• Exercise aim:
Leave the pictures out and return every line below exactly.

···

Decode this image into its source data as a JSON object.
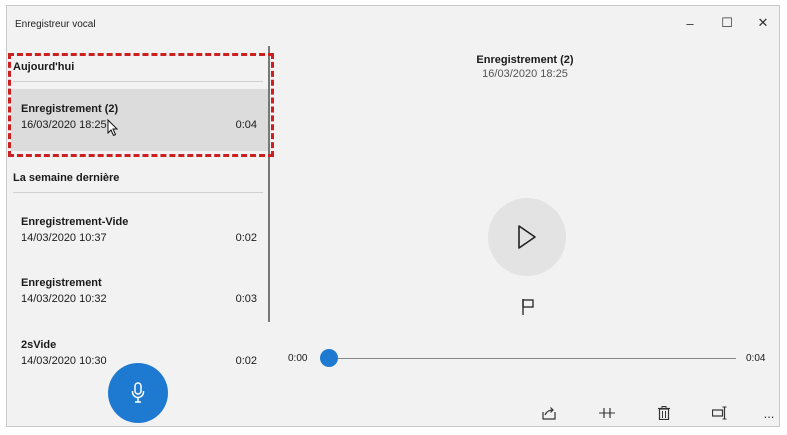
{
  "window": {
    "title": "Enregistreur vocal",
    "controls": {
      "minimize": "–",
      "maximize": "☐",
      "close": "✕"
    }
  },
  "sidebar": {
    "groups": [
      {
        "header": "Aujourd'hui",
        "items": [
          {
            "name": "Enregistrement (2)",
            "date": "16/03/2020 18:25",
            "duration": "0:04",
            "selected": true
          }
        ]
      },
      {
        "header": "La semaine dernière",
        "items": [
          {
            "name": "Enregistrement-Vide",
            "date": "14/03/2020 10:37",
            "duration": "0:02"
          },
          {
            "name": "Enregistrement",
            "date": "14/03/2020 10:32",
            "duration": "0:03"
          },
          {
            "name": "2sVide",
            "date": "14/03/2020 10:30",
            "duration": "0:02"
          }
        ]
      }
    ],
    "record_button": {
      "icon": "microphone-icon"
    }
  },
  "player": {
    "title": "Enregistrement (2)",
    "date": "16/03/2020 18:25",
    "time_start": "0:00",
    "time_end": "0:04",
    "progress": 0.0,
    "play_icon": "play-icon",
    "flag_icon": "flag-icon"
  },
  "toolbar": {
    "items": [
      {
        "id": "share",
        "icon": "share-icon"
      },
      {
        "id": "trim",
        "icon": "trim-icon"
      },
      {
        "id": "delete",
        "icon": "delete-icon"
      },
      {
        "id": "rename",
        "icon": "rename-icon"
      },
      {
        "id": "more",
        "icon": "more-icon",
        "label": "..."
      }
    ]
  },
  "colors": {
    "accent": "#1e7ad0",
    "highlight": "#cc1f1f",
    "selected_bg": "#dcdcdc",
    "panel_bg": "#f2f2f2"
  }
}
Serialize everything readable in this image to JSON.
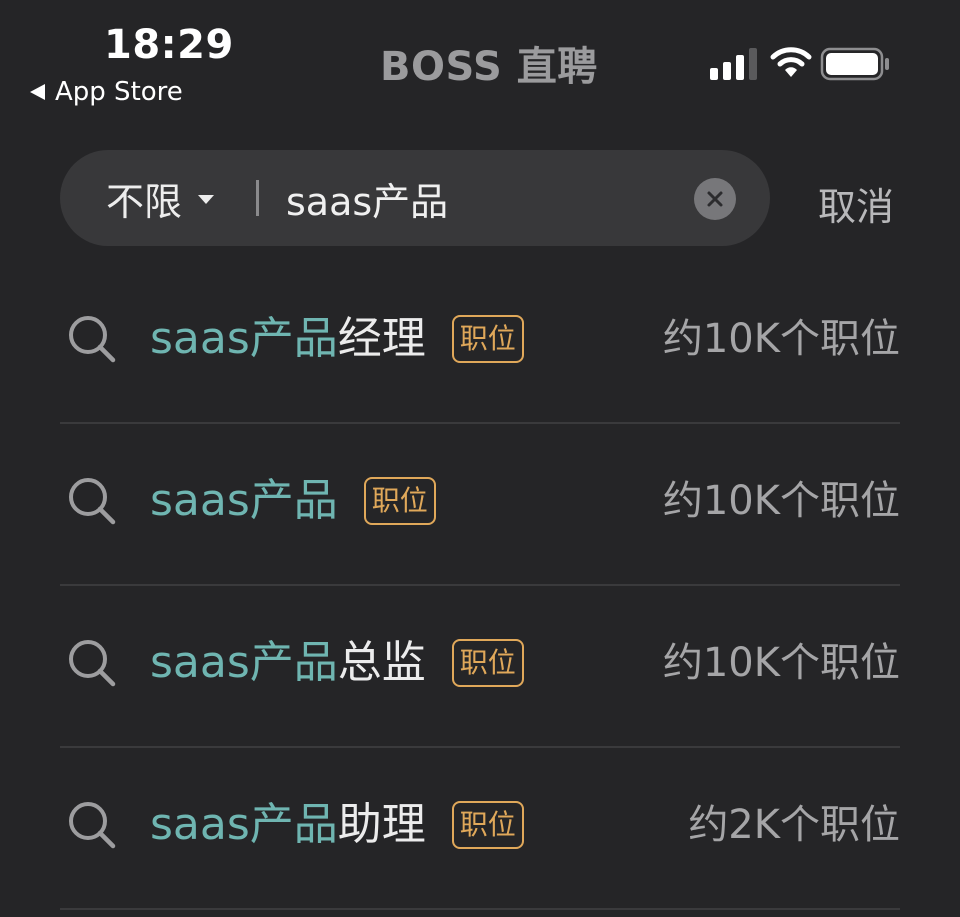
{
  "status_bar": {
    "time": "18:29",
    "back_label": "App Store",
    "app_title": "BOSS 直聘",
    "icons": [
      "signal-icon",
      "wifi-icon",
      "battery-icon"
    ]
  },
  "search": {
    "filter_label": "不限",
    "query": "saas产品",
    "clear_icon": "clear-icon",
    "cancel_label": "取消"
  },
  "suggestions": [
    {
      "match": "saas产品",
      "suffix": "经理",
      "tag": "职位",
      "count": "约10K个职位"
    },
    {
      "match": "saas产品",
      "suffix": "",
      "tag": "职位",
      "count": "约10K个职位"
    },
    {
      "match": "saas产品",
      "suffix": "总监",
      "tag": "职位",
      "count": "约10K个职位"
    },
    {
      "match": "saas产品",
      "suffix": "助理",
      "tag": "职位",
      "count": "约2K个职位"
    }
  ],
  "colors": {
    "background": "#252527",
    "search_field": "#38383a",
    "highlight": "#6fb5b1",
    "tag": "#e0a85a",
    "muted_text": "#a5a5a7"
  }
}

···

• Output:
Decode this image into its source data as a JSON object.
{
  "window": {
    "title": "Enregistreur vocal",
    "controls": {
      "minimize": "–",
      "maximize": "☐",
      "close": "✕"
    }
  },
  "sidebar": {
    "groups": [
      {
        "header": "Aujourd'hui",
        "items": [
          {
            "name": "Enregistrement (2)",
            "date": "16/03/2020 18:25",
            "duration": "0:04",
            "selected": true
          }
        ]
      },
      {
        "header": "La semaine dernière",
        "items": [
          {
            "name": "Enregistrement-Vide",
            "date": "14/03/2020 10:37",
            "duration": "0:02"
          },
          {
            "name": "Enregistrement",
            "date": "14/03/2020 10:32",
            "duration": "0:03"
          },
          {
            "name": "2sVide",
            "date": "14/03/2020 10:30",
            "duration": "0:02"
          }
        ]
      }
    ],
    "record_button": {
      "icon": "microphone-icon"
    }
  },
  "player": {
    "title": "Enregistrement (2)",
    "date": "16/03/2020 18:25",
    "time_start": "0:00",
    "time_end": "0:04",
    "progress": 0.0,
    "play_icon": "play-icon",
    "flag_icon": "flag-icon"
  },
  "toolbar": {
    "items": [
      {
        "id": "share",
        "icon": "share-icon"
      },
      {
        "id": "trim",
        "icon": "trim-icon"
      },
      {
        "id": "delete",
        "icon": "delete-icon"
      },
      {
        "id": "rename",
        "icon": "rename-icon"
      },
      {
        "id": "more",
        "icon": "more-icon",
        "label": "..."
      }
    ]
  },
  "colors": {
    "accent": "#1e7ad0",
    "highlight": "#cc1f1f",
    "selected_bg": "#dcdcdc",
    "panel_bg": "#f2f2f2"
  }
}
Serialize everything readable in this image to JSON.
{
  "status_bar": {
    "time": "18:29",
    "back_label": "App Store",
    "app_title": "BOSS 直聘",
    "icons": [
      "signal-icon",
      "wifi-icon",
      "battery-icon"
    ]
  },
  "search": {
    "filter_label": "不限",
    "query": "saas产品",
    "clear_icon": "clear-icon",
    "cancel_label": "取消"
  },
  "suggestions": [
    {
      "match": "saas产品",
      "suffix": "经理",
      "tag": "职位",
      "count": "约10K个职位"
    },
    {
      "match": "saas产品",
      "suffix": "",
      "tag": "职位",
      "count": "约10K个职位"
    },
    {
      "match": "saas产品",
      "suffix": "总监",
      "tag": "职位",
      "count": "约10K个职位"
    },
    {
      "match": "saas产品",
      "suffix": "助理",
      "tag": "职位",
      "count": "约2K个职位"
    }
  ],
  "colors": {
    "background": "#252527",
    "search_field": "#38383a",
    "highlight": "#6fb5b1",
    "tag": "#e0a85a",
    "muted_text": "#a5a5a7"
  }
}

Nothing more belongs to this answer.